[Component data from apps and pages]
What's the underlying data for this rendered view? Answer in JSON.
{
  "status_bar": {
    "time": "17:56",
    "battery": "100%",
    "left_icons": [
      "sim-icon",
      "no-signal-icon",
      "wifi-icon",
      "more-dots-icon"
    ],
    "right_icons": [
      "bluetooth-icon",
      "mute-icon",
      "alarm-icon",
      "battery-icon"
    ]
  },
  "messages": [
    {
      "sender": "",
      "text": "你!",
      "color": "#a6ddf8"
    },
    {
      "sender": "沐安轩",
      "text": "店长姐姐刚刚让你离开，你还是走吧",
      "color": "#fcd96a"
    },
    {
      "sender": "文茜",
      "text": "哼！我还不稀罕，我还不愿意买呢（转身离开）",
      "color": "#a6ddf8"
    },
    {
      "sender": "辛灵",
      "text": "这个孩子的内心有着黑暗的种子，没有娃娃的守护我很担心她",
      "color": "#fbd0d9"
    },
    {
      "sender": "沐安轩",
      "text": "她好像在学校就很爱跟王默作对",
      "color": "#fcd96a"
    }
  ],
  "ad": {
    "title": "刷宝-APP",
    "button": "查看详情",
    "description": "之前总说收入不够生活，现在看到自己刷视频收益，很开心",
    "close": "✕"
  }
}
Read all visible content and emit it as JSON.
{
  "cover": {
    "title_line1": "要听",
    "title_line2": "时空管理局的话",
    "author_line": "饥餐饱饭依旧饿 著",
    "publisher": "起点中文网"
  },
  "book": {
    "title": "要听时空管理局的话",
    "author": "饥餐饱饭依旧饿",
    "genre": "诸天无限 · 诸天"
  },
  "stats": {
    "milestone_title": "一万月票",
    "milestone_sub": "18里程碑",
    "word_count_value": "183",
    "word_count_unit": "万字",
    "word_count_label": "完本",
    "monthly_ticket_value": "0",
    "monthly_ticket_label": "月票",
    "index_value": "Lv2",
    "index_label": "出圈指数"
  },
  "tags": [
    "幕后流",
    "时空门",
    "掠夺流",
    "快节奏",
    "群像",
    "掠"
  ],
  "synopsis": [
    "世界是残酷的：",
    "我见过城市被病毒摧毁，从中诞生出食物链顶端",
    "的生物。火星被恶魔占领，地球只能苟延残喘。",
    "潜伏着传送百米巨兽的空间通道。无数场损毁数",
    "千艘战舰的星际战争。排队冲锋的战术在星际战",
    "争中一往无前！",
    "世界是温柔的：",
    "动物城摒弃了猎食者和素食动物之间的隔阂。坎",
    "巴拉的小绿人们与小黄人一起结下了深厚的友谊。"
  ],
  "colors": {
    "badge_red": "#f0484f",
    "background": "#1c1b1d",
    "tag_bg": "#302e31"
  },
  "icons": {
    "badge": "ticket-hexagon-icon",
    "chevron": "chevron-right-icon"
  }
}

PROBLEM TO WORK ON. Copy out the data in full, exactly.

TASK RESPONSE.
What's the underlying data for this rendered view? Answer in JSON.
{
  "status_bar": {
    "time": "17:56",
    "battery": "100%",
    "left_icons": [
      "sim-icon",
      "no-signal-icon",
      "wifi-icon",
      "more-dots-icon"
    ],
    "right_icons": [
      "bluetooth-icon",
      "mute-icon",
      "alarm-icon",
      "battery-icon"
    ]
  },
  "messages": [
    {
      "sender": "",
      "text": "你!",
      "color": "#a6ddf8"
    },
    {
      "sender": "沐安轩",
      "text": "店长姐姐刚刚让你离开，你还是走吧",
      "color": "#fcd96a"
    },
    {
      "sender": "文茜",
      "text": "哼！我还不稀罕，我还不愿意买呢（转身离开）",
      "color": "#a6ddf8"
    },
    {
      "sender": "辛灵",
      "text": "这个孩子的内心有着黑暗的种子，没有娃娃的守护我很担心她",
      "color": "#fbd0d9"
    },
    {
      "sender": "沐安轩",
      "text": "她好像在学校就很爱跟王默作对",
      "color": "#fcd96a"
    }
  ],
  "ad": {
    "title": "刷宝-APP",
    "button": "查看详情",
    "description": "之前总说收入不够生活，现在看到自己刷视频收益，很开心",
    "close": "✕"
  }
}
Read all visible content and emit it as JSON.
{
  "cover": {
    "title_line1": "要听",
    "title_line2": "时空管理局的话",
    "author_line": "饥餐饱饭依旧饿 著",
    "publisher": "起点中文网"
  },
  "book": {
    "title": "要听时空管理局的话",
    "author": "饥餐饱饭依旧饿",
    "genre": "诸天无限 · 诸天"
  },
  "stats": {
    "milestone_title": "一万月票",
    "milestone_sub": "18里程碑",
    "word_count_value": "183",
    "word_count_unit": "万字",
    "word_count_label": "完本",
    "monthly_ticket_value": "0",
    "monthly_ticket_label": "月票",
    "index_value": "Lv2",
    "index_label": "出圈指数"
  },
  "tags": [
    "幕后流",
    "时空门",
    "掠夺流",
    "快节奏",
    "群像",
    "掠"
  ],
  "synopsis": [
    "世界是残酷的：",
    "我见过城市被病毒摧毁，从中诞生出食物链顶端",
    "的生物。火星被恶魔占领，地球只能苟延残喘。",
    "潜伏着传送百米巨兽的空间通道。无数场损毁数",
    "千艘战舰的星际战争。排队冲锋的战术在星际战",
    "争中一往无前！",
    "世界是温柔的：",
    "动物城摒弃了猎食者和素食动物之间的隔阂。坎",
    "巴拉的小绿人们与小黄人一起结下了深厚的友谊。"
  ],
  "colors": {
    "badge_red": "#f0484f",
    "background": "#1c1b1d",
    "tag_bg": "#302e31"
  },
  "icons": {
    "badge": "ticket-hexagon-icon",
    "chevron": "chevron-right-icon"
  }
}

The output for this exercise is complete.